INFORMATION SHOWN.
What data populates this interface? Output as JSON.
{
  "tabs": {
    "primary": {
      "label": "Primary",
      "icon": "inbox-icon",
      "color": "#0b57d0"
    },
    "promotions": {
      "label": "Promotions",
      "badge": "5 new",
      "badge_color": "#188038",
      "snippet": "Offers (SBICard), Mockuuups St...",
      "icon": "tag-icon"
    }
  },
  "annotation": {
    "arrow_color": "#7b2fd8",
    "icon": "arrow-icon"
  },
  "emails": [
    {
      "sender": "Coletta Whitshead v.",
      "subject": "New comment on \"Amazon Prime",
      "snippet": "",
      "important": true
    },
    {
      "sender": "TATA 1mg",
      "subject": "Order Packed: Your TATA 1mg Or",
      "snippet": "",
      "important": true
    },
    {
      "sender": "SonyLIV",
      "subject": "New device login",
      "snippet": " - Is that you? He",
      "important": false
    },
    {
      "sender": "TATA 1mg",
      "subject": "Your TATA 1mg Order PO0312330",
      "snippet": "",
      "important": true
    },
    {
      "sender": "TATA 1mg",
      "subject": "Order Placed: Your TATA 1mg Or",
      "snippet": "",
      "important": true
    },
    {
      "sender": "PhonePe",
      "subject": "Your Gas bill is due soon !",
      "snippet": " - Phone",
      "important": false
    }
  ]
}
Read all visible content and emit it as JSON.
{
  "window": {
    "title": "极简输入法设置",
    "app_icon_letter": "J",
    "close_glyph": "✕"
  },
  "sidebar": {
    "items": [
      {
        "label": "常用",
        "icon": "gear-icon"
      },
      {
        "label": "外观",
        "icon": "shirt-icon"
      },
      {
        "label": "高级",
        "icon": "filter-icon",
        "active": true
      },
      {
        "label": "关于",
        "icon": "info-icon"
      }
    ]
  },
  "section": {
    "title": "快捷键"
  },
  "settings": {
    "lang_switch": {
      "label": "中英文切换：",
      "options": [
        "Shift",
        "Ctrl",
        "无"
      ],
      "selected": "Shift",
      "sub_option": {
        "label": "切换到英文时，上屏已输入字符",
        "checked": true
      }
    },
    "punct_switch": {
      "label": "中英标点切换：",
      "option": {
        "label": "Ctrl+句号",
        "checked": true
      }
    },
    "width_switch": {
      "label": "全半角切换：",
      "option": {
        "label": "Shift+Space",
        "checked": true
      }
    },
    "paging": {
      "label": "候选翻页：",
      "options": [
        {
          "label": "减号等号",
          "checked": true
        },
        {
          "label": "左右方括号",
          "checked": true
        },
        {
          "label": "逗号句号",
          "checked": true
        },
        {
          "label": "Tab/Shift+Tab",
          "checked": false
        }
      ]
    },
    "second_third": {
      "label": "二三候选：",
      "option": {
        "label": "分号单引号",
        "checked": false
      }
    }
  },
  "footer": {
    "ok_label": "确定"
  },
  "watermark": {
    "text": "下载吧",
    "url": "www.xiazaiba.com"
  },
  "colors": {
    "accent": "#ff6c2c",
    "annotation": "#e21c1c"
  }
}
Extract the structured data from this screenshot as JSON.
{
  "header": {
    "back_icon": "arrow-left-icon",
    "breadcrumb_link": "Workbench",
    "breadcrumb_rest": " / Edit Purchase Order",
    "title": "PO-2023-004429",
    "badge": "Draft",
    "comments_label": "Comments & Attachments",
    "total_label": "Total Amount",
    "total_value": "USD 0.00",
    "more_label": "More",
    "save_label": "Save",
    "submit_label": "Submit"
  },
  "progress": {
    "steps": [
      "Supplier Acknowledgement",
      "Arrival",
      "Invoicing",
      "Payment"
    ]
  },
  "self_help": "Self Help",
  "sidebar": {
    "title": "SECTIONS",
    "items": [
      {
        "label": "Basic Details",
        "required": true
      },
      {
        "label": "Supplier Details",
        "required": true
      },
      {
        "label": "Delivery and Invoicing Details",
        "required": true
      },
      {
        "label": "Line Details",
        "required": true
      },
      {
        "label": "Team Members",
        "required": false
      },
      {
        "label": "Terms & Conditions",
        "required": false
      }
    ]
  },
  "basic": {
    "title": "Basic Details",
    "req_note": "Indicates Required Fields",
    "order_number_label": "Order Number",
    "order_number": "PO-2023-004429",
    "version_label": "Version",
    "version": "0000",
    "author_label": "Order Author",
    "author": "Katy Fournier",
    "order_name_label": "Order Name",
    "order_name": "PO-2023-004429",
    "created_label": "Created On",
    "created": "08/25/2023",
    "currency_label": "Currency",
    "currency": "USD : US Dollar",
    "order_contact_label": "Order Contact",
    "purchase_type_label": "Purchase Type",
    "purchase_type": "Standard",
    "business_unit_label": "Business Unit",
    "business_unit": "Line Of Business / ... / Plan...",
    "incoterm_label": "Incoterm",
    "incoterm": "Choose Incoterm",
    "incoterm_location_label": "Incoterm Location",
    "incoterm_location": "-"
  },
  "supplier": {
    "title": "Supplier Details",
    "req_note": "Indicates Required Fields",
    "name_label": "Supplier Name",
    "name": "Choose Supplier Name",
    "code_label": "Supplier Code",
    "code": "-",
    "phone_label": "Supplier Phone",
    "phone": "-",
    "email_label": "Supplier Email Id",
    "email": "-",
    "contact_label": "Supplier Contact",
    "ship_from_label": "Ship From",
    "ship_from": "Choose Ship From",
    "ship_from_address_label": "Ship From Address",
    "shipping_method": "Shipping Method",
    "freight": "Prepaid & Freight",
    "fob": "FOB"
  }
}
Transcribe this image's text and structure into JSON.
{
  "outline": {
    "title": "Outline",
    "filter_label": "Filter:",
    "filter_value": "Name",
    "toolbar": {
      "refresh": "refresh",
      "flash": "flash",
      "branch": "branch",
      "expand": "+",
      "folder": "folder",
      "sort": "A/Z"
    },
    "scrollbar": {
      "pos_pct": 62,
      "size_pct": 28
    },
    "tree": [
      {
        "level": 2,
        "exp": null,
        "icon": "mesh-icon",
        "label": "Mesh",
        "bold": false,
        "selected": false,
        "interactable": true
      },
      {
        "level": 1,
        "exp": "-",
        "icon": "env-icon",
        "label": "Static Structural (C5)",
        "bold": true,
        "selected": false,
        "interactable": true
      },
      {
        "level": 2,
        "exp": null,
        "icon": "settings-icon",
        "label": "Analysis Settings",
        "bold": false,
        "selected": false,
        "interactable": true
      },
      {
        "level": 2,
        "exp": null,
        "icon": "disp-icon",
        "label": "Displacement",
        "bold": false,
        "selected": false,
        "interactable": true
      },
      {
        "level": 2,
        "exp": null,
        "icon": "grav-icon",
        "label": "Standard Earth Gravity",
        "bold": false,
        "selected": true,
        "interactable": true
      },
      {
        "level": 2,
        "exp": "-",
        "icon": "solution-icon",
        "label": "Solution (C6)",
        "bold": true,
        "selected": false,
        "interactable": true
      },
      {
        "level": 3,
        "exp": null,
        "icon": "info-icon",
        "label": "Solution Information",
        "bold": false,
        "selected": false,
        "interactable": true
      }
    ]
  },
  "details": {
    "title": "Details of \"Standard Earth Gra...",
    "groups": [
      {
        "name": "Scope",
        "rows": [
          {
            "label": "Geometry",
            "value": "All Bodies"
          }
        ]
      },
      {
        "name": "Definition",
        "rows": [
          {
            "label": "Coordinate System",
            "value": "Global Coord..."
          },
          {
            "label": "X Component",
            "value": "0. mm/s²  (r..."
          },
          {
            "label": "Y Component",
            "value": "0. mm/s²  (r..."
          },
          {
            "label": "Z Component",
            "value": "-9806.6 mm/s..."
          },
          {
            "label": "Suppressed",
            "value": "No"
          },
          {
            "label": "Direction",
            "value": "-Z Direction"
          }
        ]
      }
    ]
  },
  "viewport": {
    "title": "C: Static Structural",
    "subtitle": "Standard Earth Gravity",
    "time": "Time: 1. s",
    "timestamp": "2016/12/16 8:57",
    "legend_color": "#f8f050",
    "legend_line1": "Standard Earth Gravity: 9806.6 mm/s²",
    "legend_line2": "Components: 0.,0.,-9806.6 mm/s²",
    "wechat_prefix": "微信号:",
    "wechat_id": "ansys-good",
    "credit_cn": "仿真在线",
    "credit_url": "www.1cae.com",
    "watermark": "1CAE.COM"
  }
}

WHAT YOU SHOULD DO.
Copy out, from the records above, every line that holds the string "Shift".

RESULT OF THE EXERCISE.
        "Shift",
      "selected": "Shift",
        "label": "Shift+Space",
          "label": "Tab/Shift+Tab",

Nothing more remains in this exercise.